(Data records for software interfaces)
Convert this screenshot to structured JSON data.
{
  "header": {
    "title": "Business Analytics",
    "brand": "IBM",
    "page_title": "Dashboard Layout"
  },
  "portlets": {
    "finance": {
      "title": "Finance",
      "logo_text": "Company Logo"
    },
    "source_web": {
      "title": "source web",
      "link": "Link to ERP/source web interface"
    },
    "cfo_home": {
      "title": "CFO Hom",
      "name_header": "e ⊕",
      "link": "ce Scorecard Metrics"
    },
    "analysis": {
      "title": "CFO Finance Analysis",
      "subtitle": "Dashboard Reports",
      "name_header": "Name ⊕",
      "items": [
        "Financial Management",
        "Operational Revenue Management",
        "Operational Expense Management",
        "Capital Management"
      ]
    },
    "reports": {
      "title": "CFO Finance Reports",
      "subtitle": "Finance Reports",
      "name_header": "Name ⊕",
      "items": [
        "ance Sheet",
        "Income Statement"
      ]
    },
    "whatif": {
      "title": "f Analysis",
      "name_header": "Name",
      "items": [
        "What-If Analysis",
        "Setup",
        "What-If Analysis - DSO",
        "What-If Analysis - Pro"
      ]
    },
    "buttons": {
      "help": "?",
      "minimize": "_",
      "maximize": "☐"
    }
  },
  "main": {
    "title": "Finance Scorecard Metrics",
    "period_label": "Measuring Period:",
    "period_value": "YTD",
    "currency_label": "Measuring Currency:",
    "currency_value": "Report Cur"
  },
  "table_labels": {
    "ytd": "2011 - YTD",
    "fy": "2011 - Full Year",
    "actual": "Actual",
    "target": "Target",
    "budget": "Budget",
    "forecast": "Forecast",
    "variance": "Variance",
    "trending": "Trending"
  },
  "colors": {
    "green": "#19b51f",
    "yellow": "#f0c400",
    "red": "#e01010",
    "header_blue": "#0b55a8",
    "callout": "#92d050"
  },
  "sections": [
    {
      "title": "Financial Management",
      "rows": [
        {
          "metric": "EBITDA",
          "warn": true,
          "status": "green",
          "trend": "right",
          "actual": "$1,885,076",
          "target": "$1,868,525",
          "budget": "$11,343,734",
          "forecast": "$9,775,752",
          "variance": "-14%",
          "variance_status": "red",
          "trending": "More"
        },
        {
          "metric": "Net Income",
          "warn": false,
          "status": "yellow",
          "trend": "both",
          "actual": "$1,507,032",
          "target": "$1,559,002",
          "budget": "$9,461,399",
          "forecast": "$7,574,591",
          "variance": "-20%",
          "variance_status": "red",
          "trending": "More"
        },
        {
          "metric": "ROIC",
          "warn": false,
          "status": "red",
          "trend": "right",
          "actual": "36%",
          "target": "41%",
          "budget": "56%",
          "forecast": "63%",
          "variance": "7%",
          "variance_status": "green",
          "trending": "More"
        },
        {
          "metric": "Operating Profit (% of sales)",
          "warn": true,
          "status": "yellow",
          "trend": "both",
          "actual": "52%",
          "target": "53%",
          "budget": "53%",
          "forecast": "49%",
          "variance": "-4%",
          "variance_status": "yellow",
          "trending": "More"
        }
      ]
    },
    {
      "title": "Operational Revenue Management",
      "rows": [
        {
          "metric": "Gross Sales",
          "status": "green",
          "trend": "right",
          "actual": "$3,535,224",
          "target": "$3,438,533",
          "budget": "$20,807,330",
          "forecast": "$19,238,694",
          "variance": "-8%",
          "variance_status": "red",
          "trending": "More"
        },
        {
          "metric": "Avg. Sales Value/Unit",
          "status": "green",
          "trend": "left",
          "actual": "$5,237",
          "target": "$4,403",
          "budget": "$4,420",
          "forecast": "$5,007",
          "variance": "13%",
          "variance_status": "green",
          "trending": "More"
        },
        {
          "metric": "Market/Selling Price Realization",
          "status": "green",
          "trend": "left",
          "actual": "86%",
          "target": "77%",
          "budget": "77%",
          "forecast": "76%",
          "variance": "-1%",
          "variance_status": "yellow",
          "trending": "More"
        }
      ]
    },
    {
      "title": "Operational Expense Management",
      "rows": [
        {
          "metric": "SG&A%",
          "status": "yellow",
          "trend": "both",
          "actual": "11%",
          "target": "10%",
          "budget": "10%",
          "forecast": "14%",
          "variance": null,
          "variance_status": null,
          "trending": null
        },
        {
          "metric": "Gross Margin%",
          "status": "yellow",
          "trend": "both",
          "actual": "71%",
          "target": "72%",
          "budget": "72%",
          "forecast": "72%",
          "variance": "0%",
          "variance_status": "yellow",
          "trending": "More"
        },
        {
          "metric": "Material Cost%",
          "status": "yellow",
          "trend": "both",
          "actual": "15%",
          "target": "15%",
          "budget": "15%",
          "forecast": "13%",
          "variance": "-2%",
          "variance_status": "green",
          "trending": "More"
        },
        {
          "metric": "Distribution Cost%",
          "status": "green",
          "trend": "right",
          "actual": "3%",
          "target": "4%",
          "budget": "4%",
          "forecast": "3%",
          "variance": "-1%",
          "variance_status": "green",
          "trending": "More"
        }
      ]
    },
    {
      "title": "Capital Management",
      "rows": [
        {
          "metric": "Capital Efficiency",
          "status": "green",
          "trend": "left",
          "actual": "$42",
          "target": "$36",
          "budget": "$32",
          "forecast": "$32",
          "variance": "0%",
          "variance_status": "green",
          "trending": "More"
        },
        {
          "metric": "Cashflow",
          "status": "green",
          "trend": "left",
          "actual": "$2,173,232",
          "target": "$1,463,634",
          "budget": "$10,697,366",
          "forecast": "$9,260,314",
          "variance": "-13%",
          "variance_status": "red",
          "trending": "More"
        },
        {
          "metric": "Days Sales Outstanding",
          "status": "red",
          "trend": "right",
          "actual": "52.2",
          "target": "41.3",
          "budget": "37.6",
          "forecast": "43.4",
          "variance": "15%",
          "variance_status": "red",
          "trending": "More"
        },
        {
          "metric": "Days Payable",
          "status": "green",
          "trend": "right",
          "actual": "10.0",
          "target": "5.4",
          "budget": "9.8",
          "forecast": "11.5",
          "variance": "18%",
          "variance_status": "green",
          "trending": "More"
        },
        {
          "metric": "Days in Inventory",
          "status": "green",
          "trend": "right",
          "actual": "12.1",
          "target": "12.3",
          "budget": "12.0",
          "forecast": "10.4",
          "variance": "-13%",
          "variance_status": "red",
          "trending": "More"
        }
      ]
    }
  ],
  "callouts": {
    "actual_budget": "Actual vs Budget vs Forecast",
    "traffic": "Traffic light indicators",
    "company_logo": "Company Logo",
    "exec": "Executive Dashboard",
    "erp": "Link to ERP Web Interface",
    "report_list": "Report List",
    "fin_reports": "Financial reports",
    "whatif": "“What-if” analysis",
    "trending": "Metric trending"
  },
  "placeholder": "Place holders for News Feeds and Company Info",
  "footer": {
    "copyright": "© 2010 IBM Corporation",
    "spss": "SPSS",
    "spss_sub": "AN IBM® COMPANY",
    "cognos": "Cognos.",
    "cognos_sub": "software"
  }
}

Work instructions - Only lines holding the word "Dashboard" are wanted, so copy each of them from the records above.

Task output -
    "page_title": "Dashboard Layout"
      "subtitle": "Dashboard Reports",
    "exec": "Executive Dashboard",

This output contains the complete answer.